Data provided START
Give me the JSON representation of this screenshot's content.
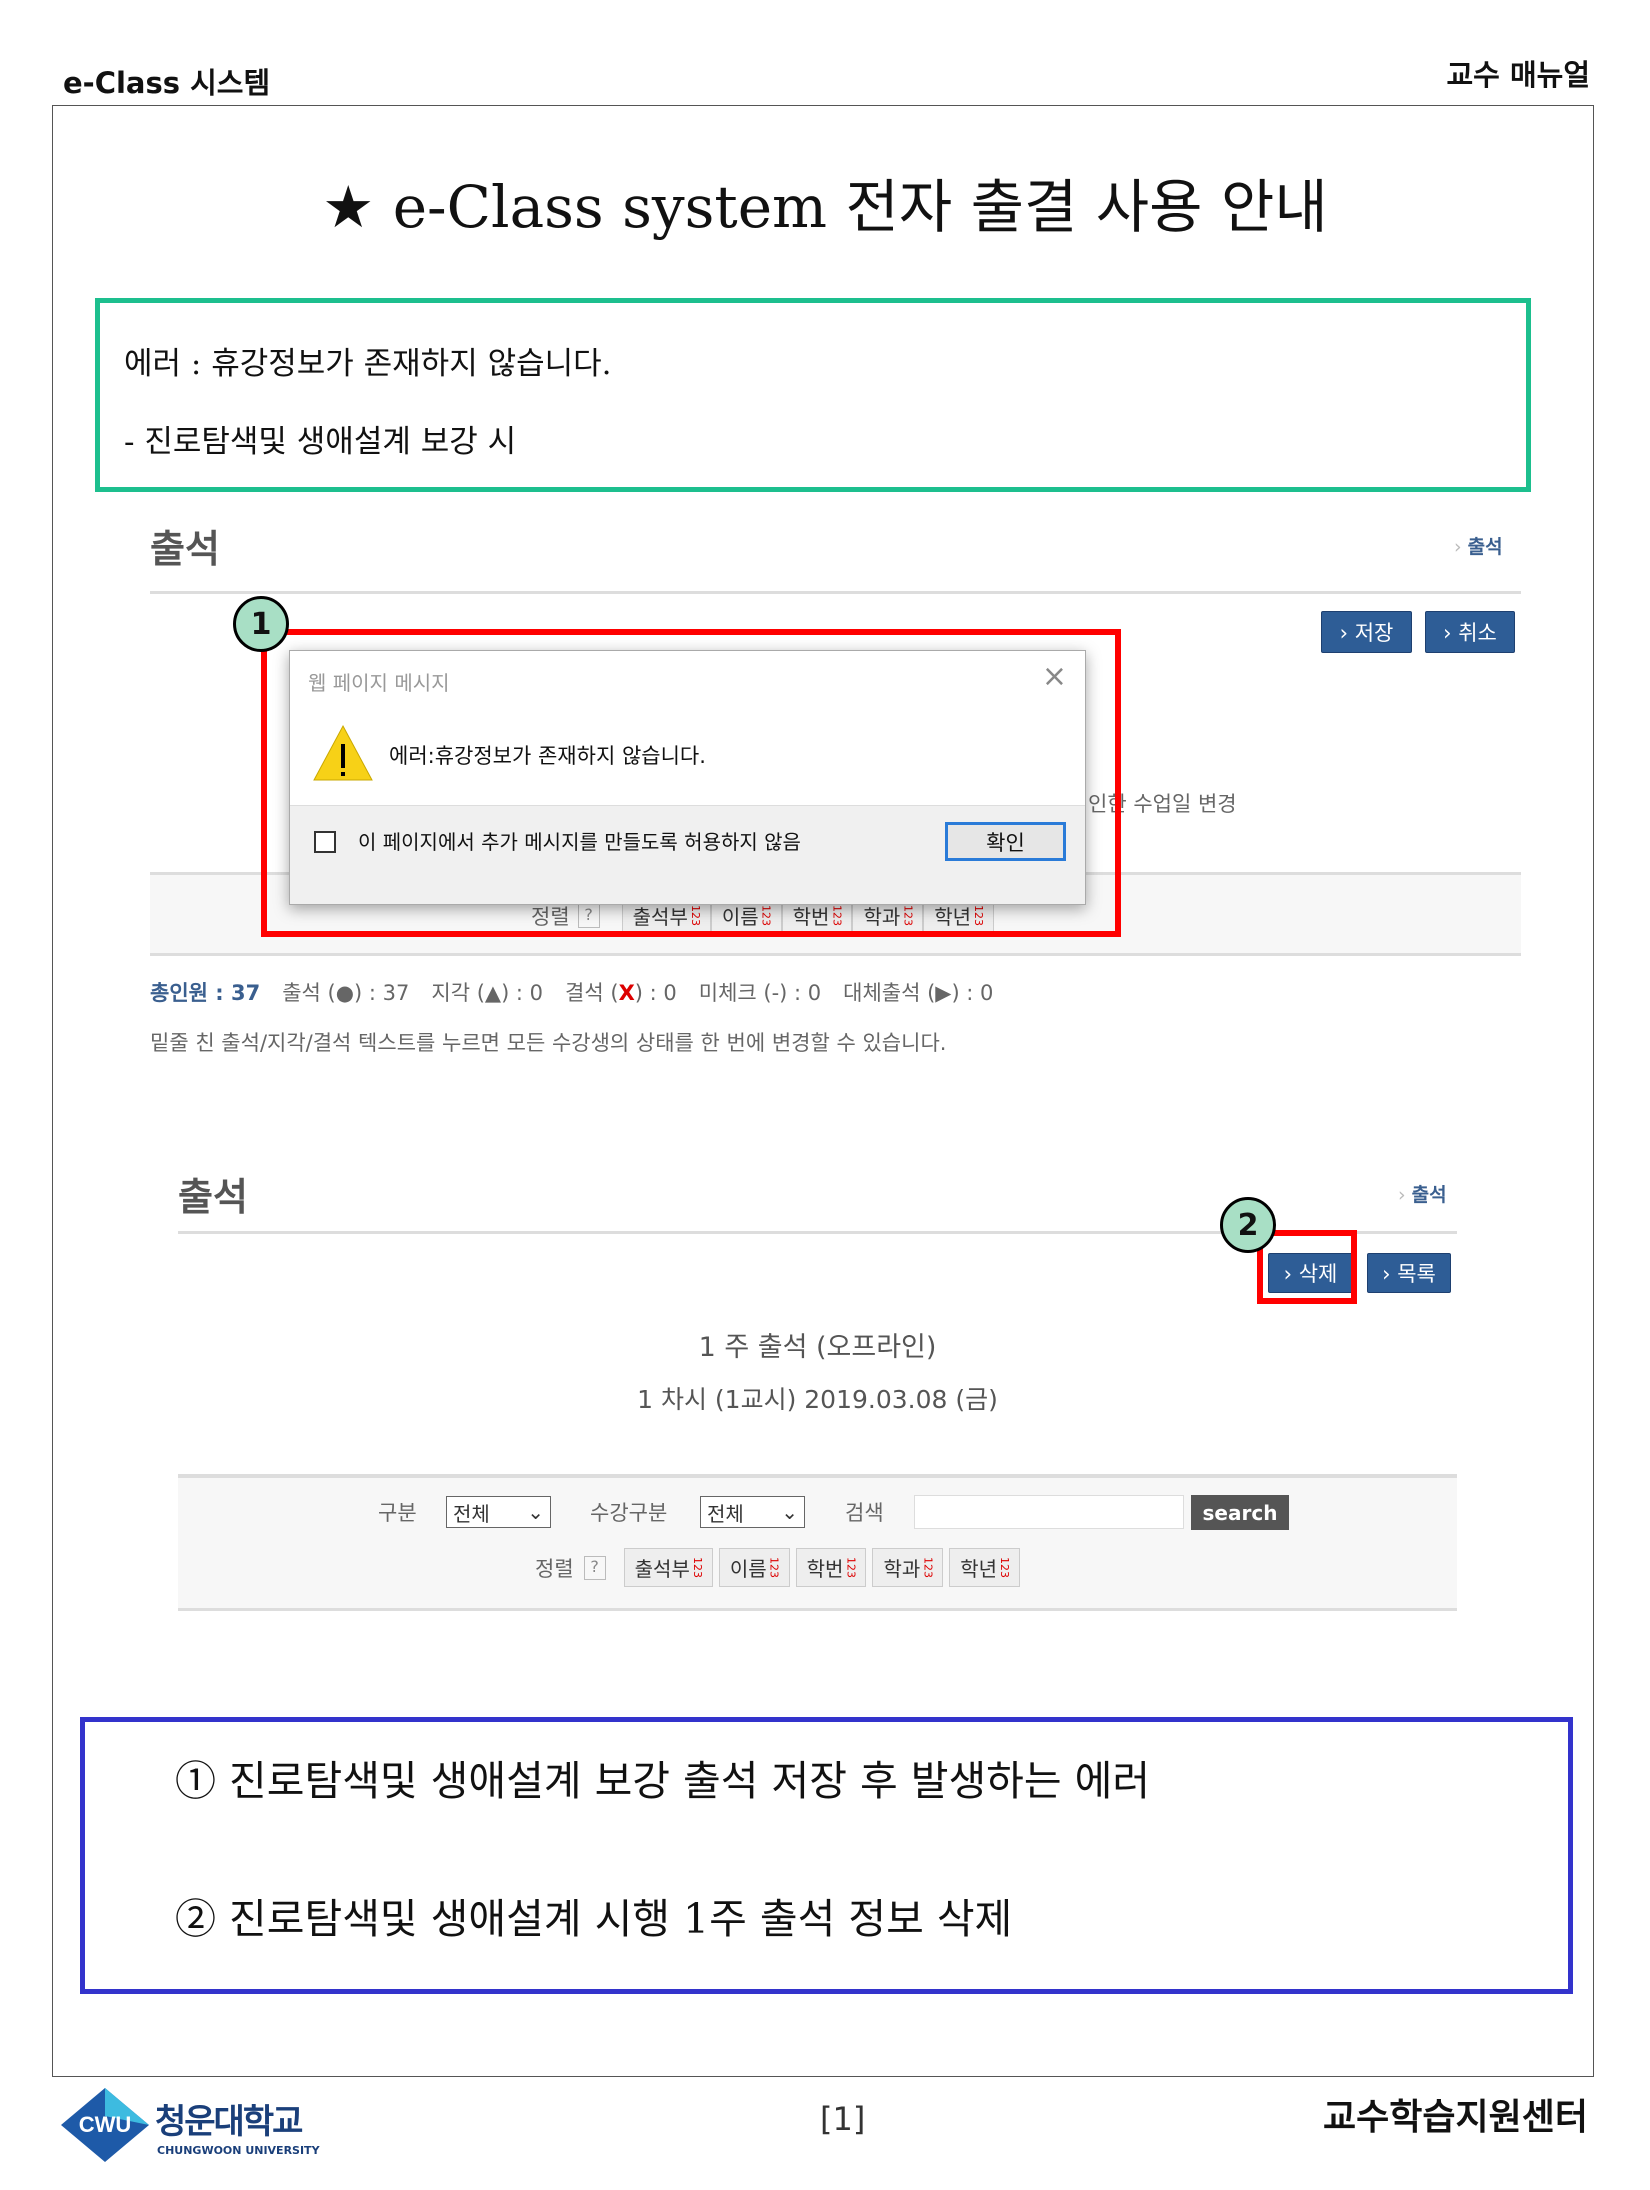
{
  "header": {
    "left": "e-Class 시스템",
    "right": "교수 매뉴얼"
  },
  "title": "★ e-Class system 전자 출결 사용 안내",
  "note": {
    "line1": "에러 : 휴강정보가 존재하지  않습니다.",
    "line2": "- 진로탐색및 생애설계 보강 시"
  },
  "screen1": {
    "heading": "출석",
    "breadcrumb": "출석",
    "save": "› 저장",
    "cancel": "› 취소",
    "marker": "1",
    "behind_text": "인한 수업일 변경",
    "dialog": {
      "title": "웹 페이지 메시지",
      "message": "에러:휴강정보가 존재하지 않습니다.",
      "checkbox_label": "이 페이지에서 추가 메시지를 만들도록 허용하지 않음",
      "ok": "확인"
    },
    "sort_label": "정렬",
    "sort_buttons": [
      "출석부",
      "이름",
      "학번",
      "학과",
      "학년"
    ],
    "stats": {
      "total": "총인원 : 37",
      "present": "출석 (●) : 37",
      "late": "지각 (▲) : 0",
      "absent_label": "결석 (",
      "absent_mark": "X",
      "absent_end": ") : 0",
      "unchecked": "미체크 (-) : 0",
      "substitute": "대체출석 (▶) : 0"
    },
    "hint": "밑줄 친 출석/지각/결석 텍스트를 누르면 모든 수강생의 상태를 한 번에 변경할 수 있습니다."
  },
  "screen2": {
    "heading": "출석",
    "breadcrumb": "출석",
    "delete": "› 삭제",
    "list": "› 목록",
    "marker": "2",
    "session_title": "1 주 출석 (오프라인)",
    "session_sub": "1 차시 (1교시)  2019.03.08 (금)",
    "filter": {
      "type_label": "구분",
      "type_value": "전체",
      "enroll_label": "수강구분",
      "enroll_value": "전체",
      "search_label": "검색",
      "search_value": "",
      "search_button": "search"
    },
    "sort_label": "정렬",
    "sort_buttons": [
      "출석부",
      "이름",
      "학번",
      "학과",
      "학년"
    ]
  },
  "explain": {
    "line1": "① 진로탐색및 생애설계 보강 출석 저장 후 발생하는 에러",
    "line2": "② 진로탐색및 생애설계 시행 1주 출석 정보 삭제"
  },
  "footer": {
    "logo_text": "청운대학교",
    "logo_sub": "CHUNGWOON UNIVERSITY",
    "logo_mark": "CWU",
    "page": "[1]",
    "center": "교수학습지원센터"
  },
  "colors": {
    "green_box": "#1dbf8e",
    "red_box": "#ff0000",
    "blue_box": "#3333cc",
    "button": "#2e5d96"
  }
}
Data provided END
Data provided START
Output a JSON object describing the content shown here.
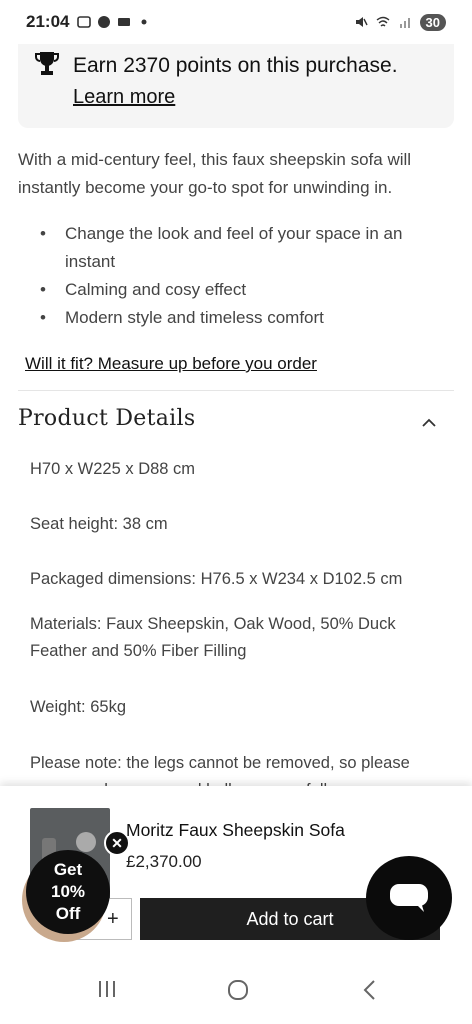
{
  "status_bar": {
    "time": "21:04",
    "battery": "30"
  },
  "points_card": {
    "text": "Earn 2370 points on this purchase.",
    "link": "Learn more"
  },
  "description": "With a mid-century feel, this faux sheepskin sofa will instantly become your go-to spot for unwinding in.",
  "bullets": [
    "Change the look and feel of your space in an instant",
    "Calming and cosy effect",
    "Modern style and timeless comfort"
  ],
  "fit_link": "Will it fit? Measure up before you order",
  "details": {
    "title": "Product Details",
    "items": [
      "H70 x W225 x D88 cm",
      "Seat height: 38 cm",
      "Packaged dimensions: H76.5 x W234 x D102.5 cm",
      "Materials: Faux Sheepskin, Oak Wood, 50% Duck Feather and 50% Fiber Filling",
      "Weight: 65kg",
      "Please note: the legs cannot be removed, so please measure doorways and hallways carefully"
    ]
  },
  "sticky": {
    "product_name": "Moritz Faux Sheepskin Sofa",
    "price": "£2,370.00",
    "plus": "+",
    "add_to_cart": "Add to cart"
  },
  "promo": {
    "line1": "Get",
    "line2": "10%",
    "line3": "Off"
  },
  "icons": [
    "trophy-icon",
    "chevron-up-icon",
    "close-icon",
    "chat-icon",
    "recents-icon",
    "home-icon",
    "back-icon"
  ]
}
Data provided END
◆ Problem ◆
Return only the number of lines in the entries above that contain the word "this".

◆ Solution to the problem ◆
3